In North America, terrestrial records of biodiversity and climate change that span Marine Oxygen Isotope Stage (MIS) 5 are rare. Where found, they provide insight into how the coupling of the ocean–atmosphere system is manifested in biotic and environmental records and how the biosphere responds to climate change. In 2010–2011, construction at Ziegler Reservoir near Snowmass Village, Colorado (USA) revealed a nearly continuous, lacustrine/wetland sedimentary sequence that preserved evidence of past plant communities between ~140 and 55 ka, including all of MIS 5. At an elevation of 2705 m, the Ziegler Reservoir fossil site also contained thousands of well-preserved bones of late Pleistocene megafauna, including mastodons, mammoths, ground sloths, horses, camels, deer, bison, black bear, coyotes, and bighorn sheep. In addition, the site contained more than 26,000 bones from at least 30 species of small animals including salamanders, otters, muskrats, minks, rabbits, beavers, frogs, lizards, snakes, fish, and birds.
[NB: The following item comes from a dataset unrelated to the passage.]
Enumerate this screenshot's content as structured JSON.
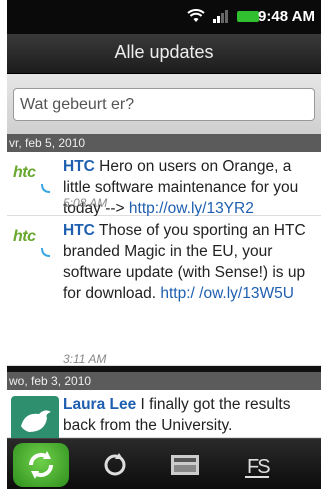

The combination of macro- and micro-vertebrates, invertebrates, terrestrial and aquatic plant macrofossils, a detailed pollen record, and a robust, directly dated stratigraphic framework shows that high-elevation ecosystems in the Rocky Mountains of Colorado are climatically sensitive and varied dramatically throughout MIS 5.